However, if you do decide to sell some of your shares, you will have to pay CGT on the profit you’ve made (not the whole invested amount). That amount is simply added to your taxable income at the end of the financial year. 

So, say you bought $1,000 worth of Company A shares at $10 each, and you sell them 6 months later for $20 (bagging a $1,000 capital gain), you would add the $1,000 gain  to your taxable income in your tax return. 

But before you do that, there’s a few things to know. 

Any costs you incur from investing, such as brokerage, can be deducted from your capital gain to reduce the amount of tax you have to pay. So, if you paid $20 in brokerage for both the buy and sell moves above, your ‘taxable’ capital gain would be $960 and that’s the amount you’d pay tax on.

Further, if you sell shares for a loss, you can normally roll over that capital loss and deduct it from any future capital gains in other financial years. So, if in a previous year to the trade above, you bought $1,000 worth of Company B shares at $20 a share and sold them for $10 a share, you would have incurred a capital loss of $500. You can now use that loss to offset the Company A capital gain, which will bring your taxable capital gain down to $460.

One more perk (under current tax laws) – if you own an investment for longer than 12 months before selling, you get a 50% discount on the CGT. So, if you held Company A shares for a year and a day, and sold them at the $20 price, your taxable capital gain would be $480 rather than $960.

Foolish takeaway

Investing isn’t free, or tax-free for that matter. If you invest in ASX shares, you can expect to incur charges for buying and selling, as well as a tax bill if your investing is successful. 

However, don’t let any of that put you off. Investing in anything (property, businesses, etc) usually incurs tax, and shares are no different. 

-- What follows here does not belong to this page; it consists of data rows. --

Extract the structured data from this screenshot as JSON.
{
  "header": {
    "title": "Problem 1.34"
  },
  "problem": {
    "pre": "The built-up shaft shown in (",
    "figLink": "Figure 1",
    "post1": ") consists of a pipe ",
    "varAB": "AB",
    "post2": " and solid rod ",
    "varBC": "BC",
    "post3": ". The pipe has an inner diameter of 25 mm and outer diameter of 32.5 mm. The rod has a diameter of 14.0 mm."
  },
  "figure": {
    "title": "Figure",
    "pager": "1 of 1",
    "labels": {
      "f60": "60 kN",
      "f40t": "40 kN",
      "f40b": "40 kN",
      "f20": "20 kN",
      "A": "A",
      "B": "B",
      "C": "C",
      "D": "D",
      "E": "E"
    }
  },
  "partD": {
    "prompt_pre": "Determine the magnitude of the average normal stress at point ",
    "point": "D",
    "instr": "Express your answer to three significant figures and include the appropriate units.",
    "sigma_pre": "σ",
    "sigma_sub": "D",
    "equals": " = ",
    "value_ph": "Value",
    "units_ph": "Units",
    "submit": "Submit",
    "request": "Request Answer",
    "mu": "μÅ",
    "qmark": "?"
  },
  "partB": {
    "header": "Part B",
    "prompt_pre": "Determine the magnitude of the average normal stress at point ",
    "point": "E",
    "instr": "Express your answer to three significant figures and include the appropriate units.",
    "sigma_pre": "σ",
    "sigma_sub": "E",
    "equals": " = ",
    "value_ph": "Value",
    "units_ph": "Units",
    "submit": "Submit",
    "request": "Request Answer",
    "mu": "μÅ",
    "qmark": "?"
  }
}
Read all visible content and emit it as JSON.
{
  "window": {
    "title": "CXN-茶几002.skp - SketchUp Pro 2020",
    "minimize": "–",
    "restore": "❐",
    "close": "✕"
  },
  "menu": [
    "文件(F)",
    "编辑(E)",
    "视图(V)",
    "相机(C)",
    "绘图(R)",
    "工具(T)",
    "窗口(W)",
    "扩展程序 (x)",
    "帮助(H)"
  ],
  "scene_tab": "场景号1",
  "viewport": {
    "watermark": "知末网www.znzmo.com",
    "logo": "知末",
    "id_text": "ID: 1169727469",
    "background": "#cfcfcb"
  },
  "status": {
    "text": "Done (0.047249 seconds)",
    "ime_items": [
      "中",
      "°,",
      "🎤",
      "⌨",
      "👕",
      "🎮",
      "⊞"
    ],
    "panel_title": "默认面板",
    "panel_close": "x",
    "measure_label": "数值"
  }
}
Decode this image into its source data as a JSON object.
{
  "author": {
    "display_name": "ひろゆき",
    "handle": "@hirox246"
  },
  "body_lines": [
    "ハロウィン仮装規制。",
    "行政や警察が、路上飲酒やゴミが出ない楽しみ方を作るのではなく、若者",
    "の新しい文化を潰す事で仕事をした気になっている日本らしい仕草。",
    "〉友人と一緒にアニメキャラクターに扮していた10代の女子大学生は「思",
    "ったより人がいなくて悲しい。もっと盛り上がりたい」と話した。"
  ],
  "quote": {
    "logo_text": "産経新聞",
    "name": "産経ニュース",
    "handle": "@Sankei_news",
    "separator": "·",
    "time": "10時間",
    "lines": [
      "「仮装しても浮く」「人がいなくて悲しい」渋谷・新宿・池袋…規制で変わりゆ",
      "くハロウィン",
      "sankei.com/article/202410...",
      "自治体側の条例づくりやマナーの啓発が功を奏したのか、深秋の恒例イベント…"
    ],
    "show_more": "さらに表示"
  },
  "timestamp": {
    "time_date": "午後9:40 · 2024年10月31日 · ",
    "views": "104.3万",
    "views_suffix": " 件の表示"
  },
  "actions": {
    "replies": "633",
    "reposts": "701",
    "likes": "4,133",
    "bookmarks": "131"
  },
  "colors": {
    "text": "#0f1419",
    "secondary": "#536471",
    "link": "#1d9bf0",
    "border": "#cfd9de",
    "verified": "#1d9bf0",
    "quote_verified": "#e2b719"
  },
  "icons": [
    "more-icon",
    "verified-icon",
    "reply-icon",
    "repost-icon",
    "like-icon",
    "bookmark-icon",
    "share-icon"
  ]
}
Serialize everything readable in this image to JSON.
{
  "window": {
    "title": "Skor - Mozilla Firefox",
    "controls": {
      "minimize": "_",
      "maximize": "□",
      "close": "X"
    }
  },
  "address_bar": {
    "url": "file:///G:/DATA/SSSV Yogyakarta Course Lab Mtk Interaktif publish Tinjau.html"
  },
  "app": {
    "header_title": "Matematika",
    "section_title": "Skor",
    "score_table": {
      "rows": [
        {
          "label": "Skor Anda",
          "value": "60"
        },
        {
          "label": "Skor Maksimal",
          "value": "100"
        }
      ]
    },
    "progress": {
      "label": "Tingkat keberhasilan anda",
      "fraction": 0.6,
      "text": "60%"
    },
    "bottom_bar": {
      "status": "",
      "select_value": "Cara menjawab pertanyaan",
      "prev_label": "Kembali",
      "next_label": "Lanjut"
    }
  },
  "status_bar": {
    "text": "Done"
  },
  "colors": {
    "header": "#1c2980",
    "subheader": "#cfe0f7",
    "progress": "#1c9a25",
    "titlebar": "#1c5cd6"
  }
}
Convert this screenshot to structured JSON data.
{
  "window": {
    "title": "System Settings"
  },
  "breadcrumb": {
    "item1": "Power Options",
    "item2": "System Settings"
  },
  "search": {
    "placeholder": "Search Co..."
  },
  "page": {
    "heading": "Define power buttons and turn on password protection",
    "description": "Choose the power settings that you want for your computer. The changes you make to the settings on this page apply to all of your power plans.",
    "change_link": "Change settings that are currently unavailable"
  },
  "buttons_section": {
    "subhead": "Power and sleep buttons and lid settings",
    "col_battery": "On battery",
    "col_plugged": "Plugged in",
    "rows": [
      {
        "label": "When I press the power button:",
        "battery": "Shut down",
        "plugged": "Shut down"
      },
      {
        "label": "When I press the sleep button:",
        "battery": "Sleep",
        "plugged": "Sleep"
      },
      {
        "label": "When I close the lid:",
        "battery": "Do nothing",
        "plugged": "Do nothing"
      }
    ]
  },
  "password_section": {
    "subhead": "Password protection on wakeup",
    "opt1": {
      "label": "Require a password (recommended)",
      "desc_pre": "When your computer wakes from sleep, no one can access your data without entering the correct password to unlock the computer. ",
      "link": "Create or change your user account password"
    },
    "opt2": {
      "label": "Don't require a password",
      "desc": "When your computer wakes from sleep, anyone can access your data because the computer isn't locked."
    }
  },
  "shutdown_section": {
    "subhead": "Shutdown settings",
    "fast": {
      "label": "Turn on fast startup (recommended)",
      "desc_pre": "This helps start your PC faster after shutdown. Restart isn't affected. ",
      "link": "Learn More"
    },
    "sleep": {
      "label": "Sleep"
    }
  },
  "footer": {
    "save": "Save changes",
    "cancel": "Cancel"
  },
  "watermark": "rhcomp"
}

The more money you make, the more tax you’ll have to pay, but remember you’ll still get to keep the lion’s share of your profits. So, with brokerage and taxes, always aim to keep them as low as (legally) possible, but never let them get in the way of a good investment.

 

Last updated 3 November 2021. Motley Fool contributor Sebastian Bowen has no position in any of the stocks mentioned. The Motley Fool Australia's parent company Motley Fool Holdings Inc. owns shares of and has recommended Apple. The Motley Fool Australia's parent company Motley Fool Holdings Inc. has recommended the following options: long March 2023 $120 calls on Apple and short March 2023 $130 calls on Apple. The Motley Fool Australia has recommended Apple. The Motley Fool has a disclosure policy. This article contains general investment advice only (under AFSL 400691). Authorised by Bruce Jackson.